Composed of three main panels, the central panel depicting Pharaoh and a kneeling scribe, a winged sun disc and royal scepters to the right, flanked by panels depicting a figure of the Egyptian goddess Nekhbet, set throughout with old European- and single-cut diamonds, accented by buff top rubies, emeralds and sapphires, length 7¼ inches, signed Lacloche Freres; circa 1925.

Illustrated in The Jazz Age: American Style in the 1920s, the exhibition catalogue, by Sarah D. Coffin and Stephen Harrison, page 16.

Illustrated in Lacloche Joailliers by Laurence Mouillefarine and Véronique Ristelhueber, page 114.

To be featured in a forthcoming book on Egyptian revival jewelry by Laurence Mouillefarine.

Cooper Hewitt Design Museum, The Jazz Age: American Style in the 1920s, New York, 2017; also traveled to The Cleveland Museum of Art, Cleveland, 2017-2018.

L’Ecole, Through the Eyes of a Connoisseur, New York, 2018.
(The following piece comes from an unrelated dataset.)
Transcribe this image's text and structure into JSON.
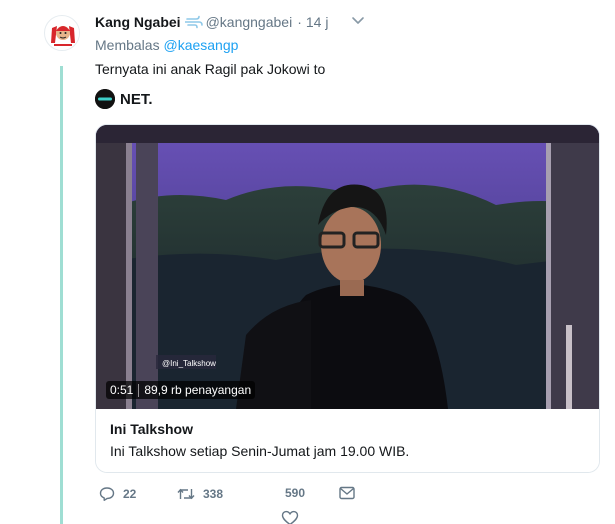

In the 1920s, the vocabulary of luxurious jewelry was largely spelled-out in diamonds and precious colored stones, and the shapes, forms and iconography were thematically influenced to a great degree by various ancient cultures. Vogue magazine published a number of features in 1921 on fashions in ancient Egypt, Greece and the Near East. The discovery of King Tutankhamen’s tomb in 1922 inflamed a fascination with the land of the pharaohs that spread across the globe, and jewelers turned to symbols from ancient Egyptian art as a source of inspiration for their creations of glittering statement pieces. It is a period when trends in fashion and jewelry were inextricably linked. Bias cuts and tunic shapes proliferated. Couturiers such as Doucet, Lanvin and Vionnet created evening dresses which perfectly complemented the latest fashions in jewels such as elongated pendant earrings and panel bracelets. Scarabs, sphinxes, pharaohs, scribes, musicians and archers along with gods in their animal forms such as Anubis and Nekhbet, were often accented by hieroglyphics in undecipherable narratives using diamonds, rubies, sapphires, emeralds and onyx to tell the story. Jean-Marcel Humbert, who was curator at the Musée du Louvre during the 1994 exhibition titled Egyptomania accurately observed that “Egyptomania” is more than a simple mania for Egypt. It is not enough to copy Egyptian forms, artists must “re-create” them in the cauldron of their own sensibility and in the context of their times.” This was surely the goal of Lacloche and they successfully achieved that goal. In 1925, at the Paris Exposition Internationale des Arts Décoratifs, Lacloche exhibited at the Grand Palais and was awarded a Grand Prix. The production of Art Deco Egyptian-themed jewelry was short-lived, lasting until the onset of the 1930s, and it is important to note that these Egyptian-themed examples were fewer in number compared with other types of jewels created during the same period. The exceedingly rare bracelet and pair of earrings by Lacloche offered here can be considered among the finest examples of Egyptian revival Art Deco jewelry and are highly sought-after by an ever increasing number of distinguished collectors.